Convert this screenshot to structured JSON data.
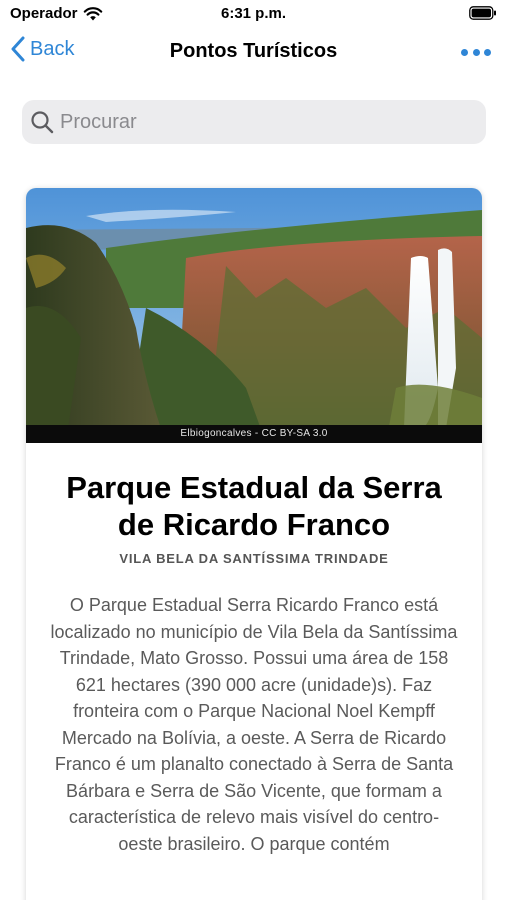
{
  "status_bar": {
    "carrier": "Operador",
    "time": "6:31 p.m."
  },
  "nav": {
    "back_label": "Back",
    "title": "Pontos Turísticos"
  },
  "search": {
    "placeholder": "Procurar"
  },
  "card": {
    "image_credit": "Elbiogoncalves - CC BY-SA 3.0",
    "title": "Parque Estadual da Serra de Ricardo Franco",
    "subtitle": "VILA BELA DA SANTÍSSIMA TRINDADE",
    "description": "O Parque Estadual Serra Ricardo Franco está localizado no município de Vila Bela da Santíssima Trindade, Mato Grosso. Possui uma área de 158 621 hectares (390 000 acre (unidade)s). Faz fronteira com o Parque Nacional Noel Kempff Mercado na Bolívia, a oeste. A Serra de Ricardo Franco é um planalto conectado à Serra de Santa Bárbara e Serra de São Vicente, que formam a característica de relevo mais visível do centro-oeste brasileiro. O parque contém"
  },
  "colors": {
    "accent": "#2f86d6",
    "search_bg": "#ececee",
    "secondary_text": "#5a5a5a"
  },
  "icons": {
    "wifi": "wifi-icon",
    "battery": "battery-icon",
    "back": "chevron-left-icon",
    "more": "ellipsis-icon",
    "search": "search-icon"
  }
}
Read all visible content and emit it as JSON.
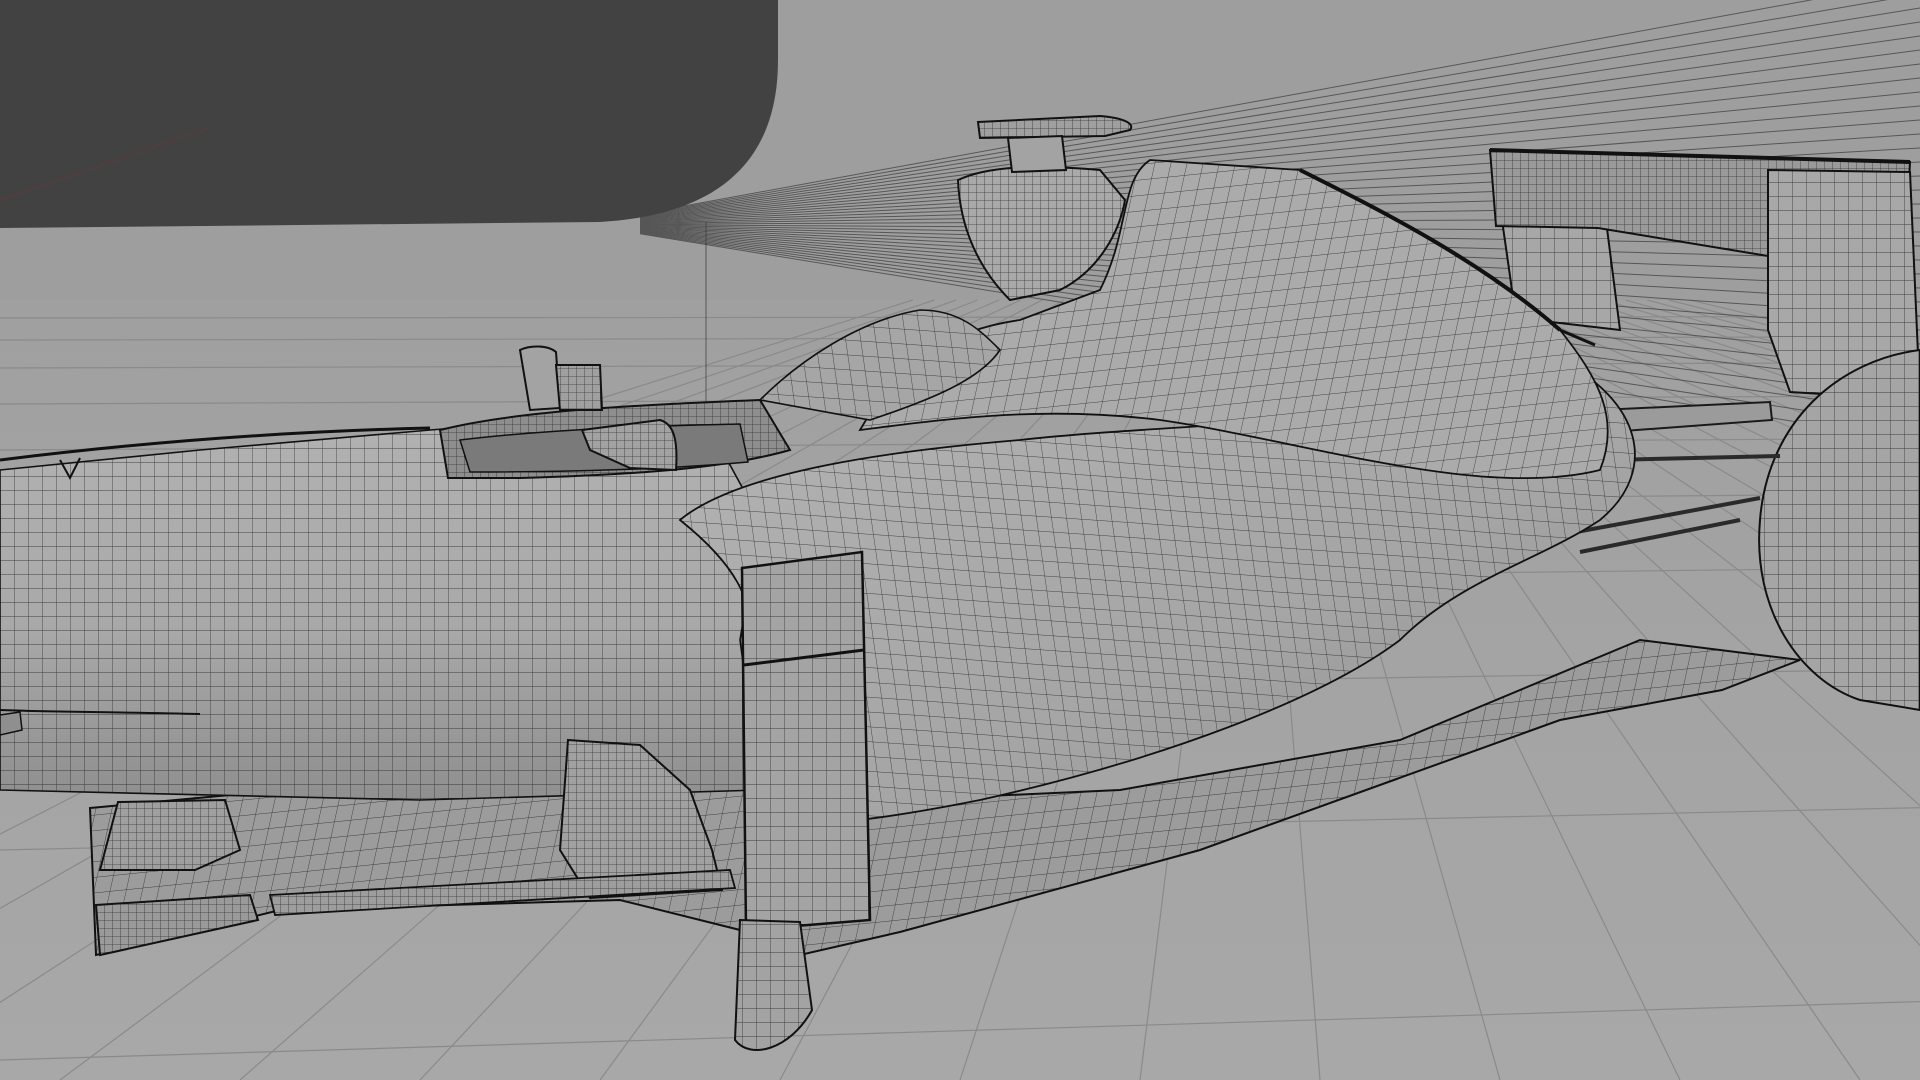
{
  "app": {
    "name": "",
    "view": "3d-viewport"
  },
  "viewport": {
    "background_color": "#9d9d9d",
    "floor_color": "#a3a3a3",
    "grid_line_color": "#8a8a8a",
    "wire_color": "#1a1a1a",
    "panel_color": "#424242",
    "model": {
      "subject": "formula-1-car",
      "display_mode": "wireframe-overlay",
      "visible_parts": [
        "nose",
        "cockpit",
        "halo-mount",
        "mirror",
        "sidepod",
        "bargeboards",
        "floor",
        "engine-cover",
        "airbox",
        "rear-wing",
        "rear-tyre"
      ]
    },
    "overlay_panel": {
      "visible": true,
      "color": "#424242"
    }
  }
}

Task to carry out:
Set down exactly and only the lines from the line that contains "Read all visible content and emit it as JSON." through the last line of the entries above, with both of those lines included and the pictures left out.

Output for this exercise:
Read all visible content and emit it as JSON.
{
  "app": {
    "name": "",
    "view": "3d-viewport"
  },
  "viewport": {
    "background_color": "#9d9d9d",
    "floor_color": "#a3a3a3",
    "grid_line_color": "#8a8a8a",
    "wire_color": "#1a1a1a",
    "panel_color": "#424242",
    "model": {
      "subject": "formula-1-car",
      "display_mode": "wireframe-overlay",
      "visible_parts": [
        "nose",
        "cockpit",
        "halo-mount",
        "mirror",
        "sidepod",
        "bargeboards",
        "floor",
        "engine-cover",
        "airbox",
        "rear-wing",
        "rear-tyre"
      ]
    },
    "overlay_panel": {
      "visible": true,
      "color": "#424242"
    }
  }
}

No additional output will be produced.